PRISONER'S DILEMMA

Posted in Rants on January 13th, 2015 by Ed

In one of its better recent episodes, Frontline looked at the rise of solitary confinement in American prisons. Like so many other mindlessly punitive and counterproductive aspects of our justice system, solitary confinement exploded in popularity during the Reagan years. The rationale sounds good on the surface – to remove inmates who are so violent and dangerous that the staff and other inmates are not safe around them. The problem, as the medical profession has known for well over a century, is that solitary confinement makes people insane. Like, really insane. And quickly. Take a superficially normal person, seal them in a box with next to nothing to do, surround their cage with other solitary inmates of dubious mental fitness, and wait about two months. See how normal they are then.

Our correctional and justice systems have been flawed for generations. In the last three decades, however, things have gone from flawed to irreparable. The bad ideas and the institutional pathologies have compounded one another as one harebrained Tough on Crime scheme after another – each chosen not because evidence suggested they would be effective but because they made old, wussy elected officials look Tough – was implemented to disastrous effect. It's hard to pinpoint just one factor as the predominant cause of the overcrowded, back-breakingly expensive mess we now have: abandoning the concept of rehabilitation in favor of a Dickensian punitive approach, mandatory minimum sentencing, the War on Drugs, the collapse of the manufacturing base in the 1970s and 1980s (When the factories and mills disappear, the prisons never fail to open up in their place), laws that target the poor and are designed to keep them trapped in the criminal justice system in perpetuity, the inability of convicted felons to get jobs and loans…take your pick. It is any of those and all of them.

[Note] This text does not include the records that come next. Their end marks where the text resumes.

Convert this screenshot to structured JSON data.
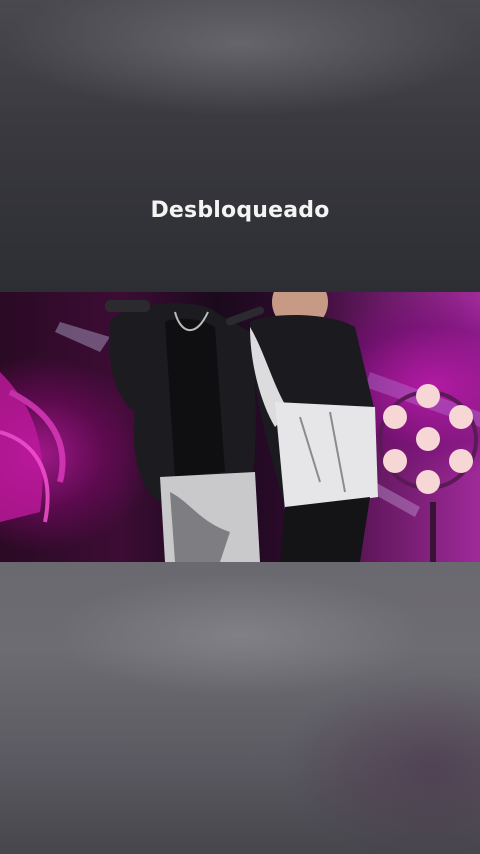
{
  "overlay": {
    "status_text": "Desbloqueado"
  },
  "colors": {
    "stage_magenta": "#a0188a",
    "stage_light": "#f3c9c9",
    "text": "#f4f4f4"
  }
}
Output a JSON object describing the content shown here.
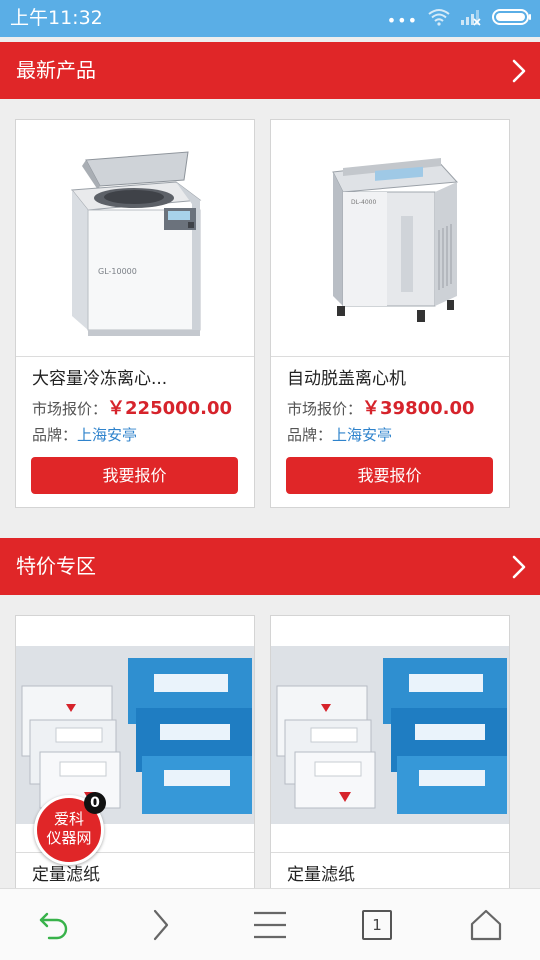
{
  "status_bar": {
    "time": "上午11:32",
    "dots": "•••"
  },
  "sections": [
    {
      "title": "最新产品"
    },
    {
      "title": "特价专区"
    }
  ],
  "products": [
    {
      "name": "大容量冷冻离心...",
      "price_label": "市场报价：",
      "price": "￥225000.00",
      "brand_label": "品牌：",
      "brand": "上海安亭",
      "button": "我要报价",
      "image": "centrifuge-open-lid"
    },
    {
      "name": "自动脱盖离心机",
      "price_label": "市场报价：",
      "price": "￥39800.00",
      "brand_label": "品牌：",
      "brand": "上海安亭",
      "button": "我要报价",
      "image": "centrifuge-floor"
    }
  ],
  "specials": [
    {
      "name": "定量滤纸",
      "image": "filter-paper-boxes"
    },
    {
      "name": "定量滤纸",
      "image": "filter-paper-boxes"
    }
  ],
  "floating_badge": {
    "line1": "爱科",
    "line2": "仪器网",
    "count": "0"
  },
  "bottom_nav": {
    "tab_count": "1"
  },
  "icons": [
    "wifi-icon",
    "signal-icon",
    "battery-icon",
    "chevron-right-icon",
    "back-icon",
    "forward-icon",
    "menu-icon",
    "tabs-icon",
    "home-icon"
  ],
  "colors": {
    "status_bar": "#5aaee6",
    "accent_red": "#e02628",
    "price_red": "#d6232b",
    "brand_blue": "#2f83cc",
    "back_green": "#38b24a"
  }
}
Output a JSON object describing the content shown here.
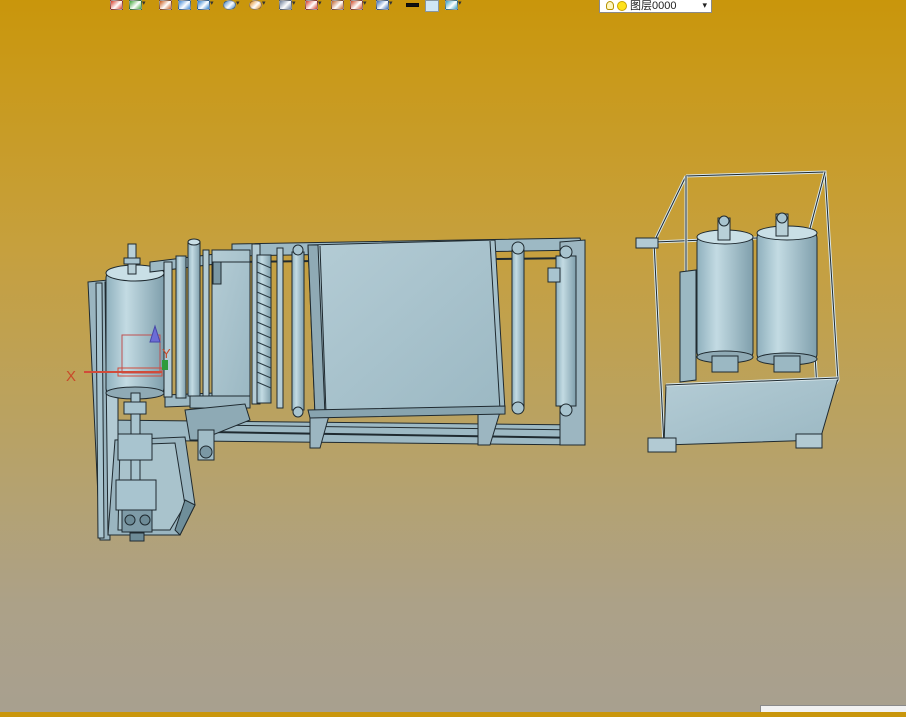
{
  "toolbar": {
    "buttons": [
      {
        "icon": "import-icon",
        "color": "#d63b2a",
        "dropdown": false
      },
      {
        "icon": "tree-icon",
        "color": "#3fa63a",
        "dropdown": true
      },
      {
        "icon": "pencil-icon",
        "color": "#c85a1a",
        "dropdown": false
      },
      {
        "icon": "layers-icon",
        "color": "#3c87d6",
        "dropdown": false
      },
      {
        "icon": "cube-icon",
        "color": "#2a7fd0",
        "dropdown": true
      },
      {
        "icon": "sphere-icon",
        "color": "#3c7fc4",
        "dropdown": true
      },
      {
        "icon": "wheel-icon",
        "color": "#e08a1c",
        "dropdown": true
      },
      {
        "icon": "sheet-icon",
        "color": "#6e7f9a",
        "dropdown": true
      },
      {
        "icon": "crosshair-icon",
        "color": "#d63b2a",
        "dropdown": true
      },
      {
        "icon": "frame-icon",
        "color": "#c0602a",
        "dropdown": false
      },
      {
        "icon": "box-select-icon",
        "color": "#d04a2a",
        "dropdown": true
      },
      {
        "icon": "display-icon",
        "color": "#3e6fb8",
        "dropdown": true
      },
      {
        "icon": "line-weight-icon",
        "color": "#111111",
        "dropdown": false
      },
      {
        "icon": "color-swatch-icon",
        "color": "#cfe6f5",
        "dropdown": false
      },
      {
        "icon": "layer-stack-icon",
        "color": "#38a1c8",
        "dropdown": true
      }
    ],
    "layer_select": {
      "value": "图层0000"
    }
  },
  "viewport": {
    "background_top": "#c9960b",
    "background_bottom": "#a8a08f",
    "model_color": "#a8c4cf",
    "model_edge_color": "#1f2a30",
    "axis": {
      "x_label": "X",
      "y_label": "Y"
    }
  }
}
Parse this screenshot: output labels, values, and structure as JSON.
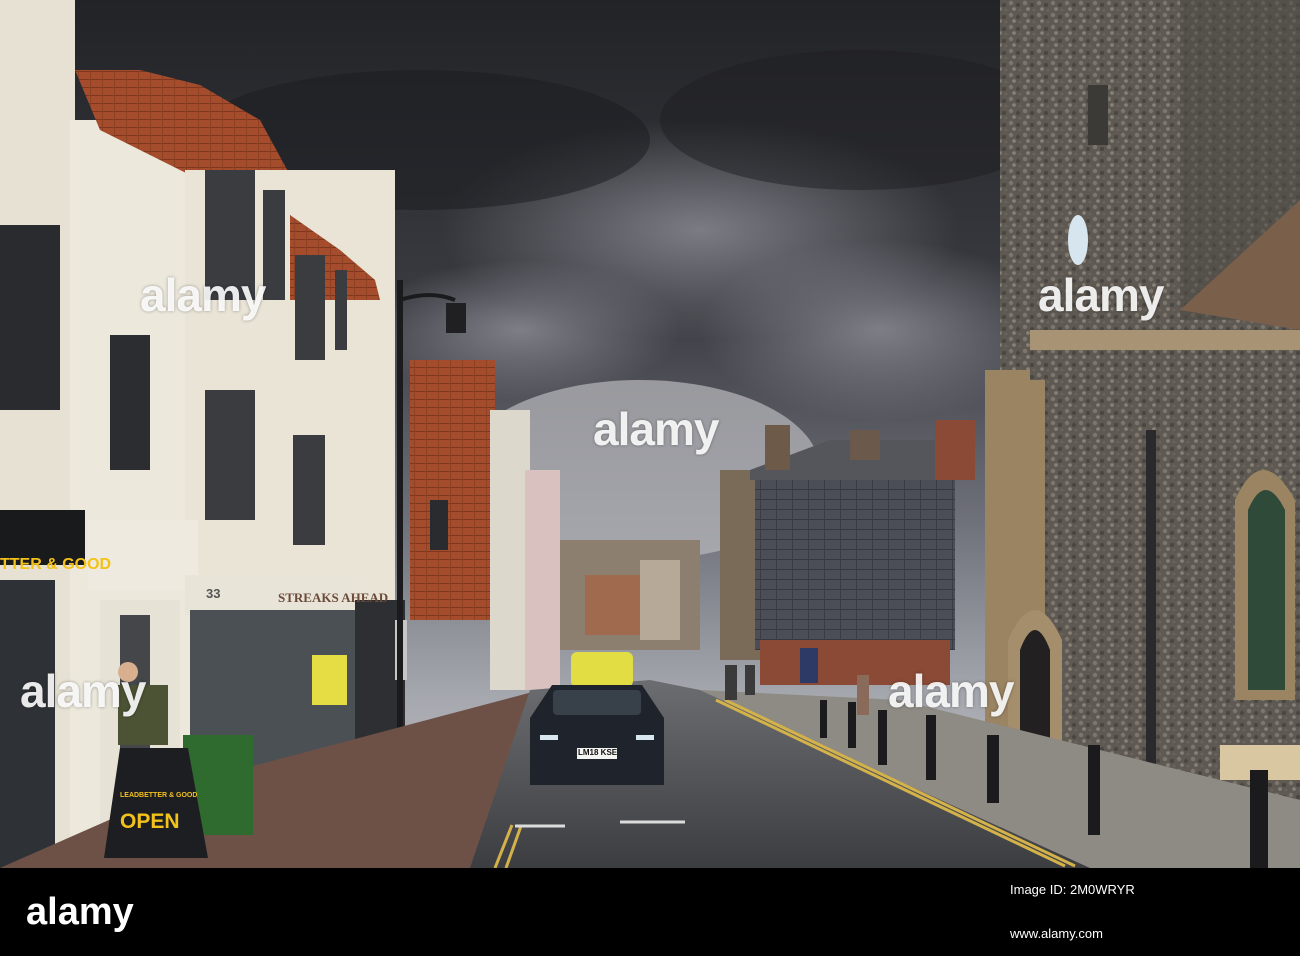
{
  "image": {
    "description_hidden": true,
    "colors": {
      "sky_dark": "#2b2b30",
      "sky_light": "#9a9ca3",
      "road": "#4a4b4f",
      "brick": "#a9502e",
      "flint": "#6e6860",
      "stone": "#a08a68",
      "cream": "#e8e3d6",
      "sign_yellow": "#f2c21b",
      "car_dark": "#1d2229",
      "taxi": "#e6e24a"
    }
  },
  "signs": {
    "shop_fascia": "TTER & GOOD",
    "shop_number": "33",
    "streaks_ahead": "STREAKS AHEAD",
    "aboard_brand": "LEADBETTER & GOOD",
    "aboard_open": "OPEN",
    "plate": "LM18 KSE"
  },
  "watermark": {
    "text": "alamy",
    "text_small": "a"
  },
  "footer": {
    "logo": "alamy",
    "image_id_label": "Image ID: 2M0WRYR",
    "url": "www.alamy.com"
  }
}
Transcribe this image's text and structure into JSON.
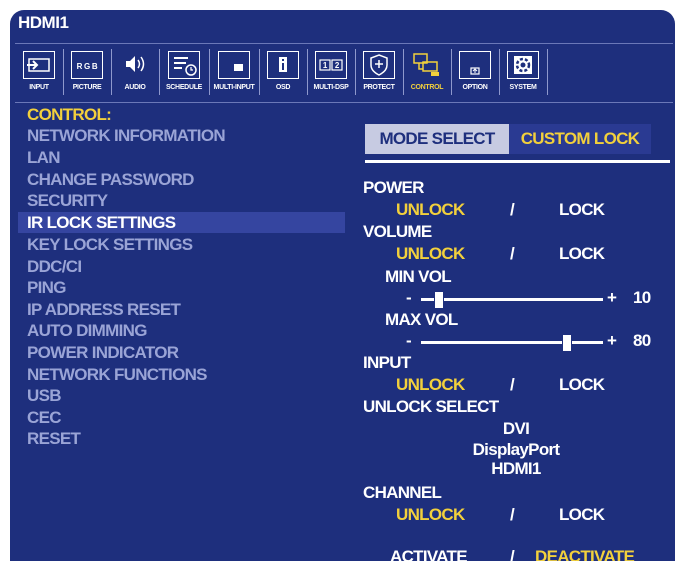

If it feels like nothing we try to reform the prison system works it is because it is too far gone to be reformed. Sometimes I feel like the only thing we can do is burn it down to the ground and start over from scratch. It sounds like a desperate solution because it is, and if it sounds like a joke it's not. If nothing can fix this mess, then let's take everyone who hasn't committed a violent felony, release them, wipe the slate clean, and start over with a prison system that does something beyond warehouse the poor and ensure that everyone who leaves prison does so more violent, angry, and socially maladjusted than when they entered.

While the correctional systems in other countries are not flawless, the U.S. system stands alone among its peer nations for the dysfunction in our courts and prisons. Our prison system more closely resembles Mexico or Brazil than EU nations, Canada, or Japan. We are doing so many things that don't work that changing any single one is like bailing out the Titanic with a bucket. So we keep doing the things we know don't work – solitary confinement, for example – because we can't think of anything better or we lack the political will and intelligence to implement useful changes. It is fitting that so many Americans believe Criminals are beyond redemption since that phrase describes the prisons that hold them perfectly.